_Work to complete:_ The answer must consist of each line below that contains the string "description".

Given data Start Marker

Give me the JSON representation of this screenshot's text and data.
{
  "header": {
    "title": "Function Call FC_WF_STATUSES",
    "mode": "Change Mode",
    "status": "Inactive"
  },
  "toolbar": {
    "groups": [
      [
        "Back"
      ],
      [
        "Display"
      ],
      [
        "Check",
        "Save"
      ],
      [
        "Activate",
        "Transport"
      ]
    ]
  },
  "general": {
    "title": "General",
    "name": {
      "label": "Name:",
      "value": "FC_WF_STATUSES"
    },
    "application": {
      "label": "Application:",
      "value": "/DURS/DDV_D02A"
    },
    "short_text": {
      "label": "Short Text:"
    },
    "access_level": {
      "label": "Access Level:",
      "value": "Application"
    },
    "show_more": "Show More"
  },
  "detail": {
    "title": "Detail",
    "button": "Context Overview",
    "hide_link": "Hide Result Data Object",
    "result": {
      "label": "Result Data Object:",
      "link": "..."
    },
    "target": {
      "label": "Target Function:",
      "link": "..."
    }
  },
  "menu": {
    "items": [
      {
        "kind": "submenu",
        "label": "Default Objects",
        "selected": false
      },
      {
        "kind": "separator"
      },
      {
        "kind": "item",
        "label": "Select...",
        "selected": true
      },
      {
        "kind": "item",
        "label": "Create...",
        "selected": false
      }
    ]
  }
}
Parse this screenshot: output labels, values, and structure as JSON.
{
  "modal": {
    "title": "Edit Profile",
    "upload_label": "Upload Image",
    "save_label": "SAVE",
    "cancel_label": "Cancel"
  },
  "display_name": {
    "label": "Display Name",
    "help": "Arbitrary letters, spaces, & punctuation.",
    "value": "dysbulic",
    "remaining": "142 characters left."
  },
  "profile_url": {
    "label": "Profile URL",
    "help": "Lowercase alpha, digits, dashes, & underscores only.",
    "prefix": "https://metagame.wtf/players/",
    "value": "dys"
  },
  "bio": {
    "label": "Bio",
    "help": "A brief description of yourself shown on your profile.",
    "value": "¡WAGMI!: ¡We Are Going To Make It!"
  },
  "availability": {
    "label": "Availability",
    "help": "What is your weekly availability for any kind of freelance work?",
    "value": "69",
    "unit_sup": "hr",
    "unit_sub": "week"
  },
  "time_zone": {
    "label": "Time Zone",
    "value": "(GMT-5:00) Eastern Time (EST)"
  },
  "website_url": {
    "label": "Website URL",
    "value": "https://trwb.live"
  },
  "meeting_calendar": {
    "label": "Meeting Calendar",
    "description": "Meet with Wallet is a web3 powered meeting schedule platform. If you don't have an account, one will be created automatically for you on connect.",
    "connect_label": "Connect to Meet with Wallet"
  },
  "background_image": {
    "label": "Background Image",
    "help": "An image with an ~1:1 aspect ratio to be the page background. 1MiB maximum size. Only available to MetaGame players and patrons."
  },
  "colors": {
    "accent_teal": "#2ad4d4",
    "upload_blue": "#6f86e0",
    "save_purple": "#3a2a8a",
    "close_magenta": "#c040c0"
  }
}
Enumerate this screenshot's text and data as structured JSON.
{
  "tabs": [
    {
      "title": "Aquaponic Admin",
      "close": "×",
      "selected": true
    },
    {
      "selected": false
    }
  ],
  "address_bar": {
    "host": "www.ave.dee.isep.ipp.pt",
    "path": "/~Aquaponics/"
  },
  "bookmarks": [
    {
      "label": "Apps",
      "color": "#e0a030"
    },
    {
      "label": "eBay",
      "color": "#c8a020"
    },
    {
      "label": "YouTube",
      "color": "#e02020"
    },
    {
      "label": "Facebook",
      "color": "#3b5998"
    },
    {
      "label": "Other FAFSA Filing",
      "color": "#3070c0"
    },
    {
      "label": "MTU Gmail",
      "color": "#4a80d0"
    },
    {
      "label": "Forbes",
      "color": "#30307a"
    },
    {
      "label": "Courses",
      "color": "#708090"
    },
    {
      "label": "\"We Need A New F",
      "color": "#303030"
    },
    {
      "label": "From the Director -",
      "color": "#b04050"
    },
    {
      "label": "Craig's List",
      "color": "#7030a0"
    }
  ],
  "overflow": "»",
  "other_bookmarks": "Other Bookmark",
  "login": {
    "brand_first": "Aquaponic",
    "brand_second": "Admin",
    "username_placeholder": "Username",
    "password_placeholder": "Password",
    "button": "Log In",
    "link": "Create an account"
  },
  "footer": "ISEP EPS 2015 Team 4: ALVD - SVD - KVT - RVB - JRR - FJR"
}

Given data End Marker

_Response area:_
    "help": "A brief description of yourself shown on your profile.",
    "description": "Meet with Wallet is a web3 powered meeting schedule platform. If you don't have an account, one will be created automatically for you on connect.",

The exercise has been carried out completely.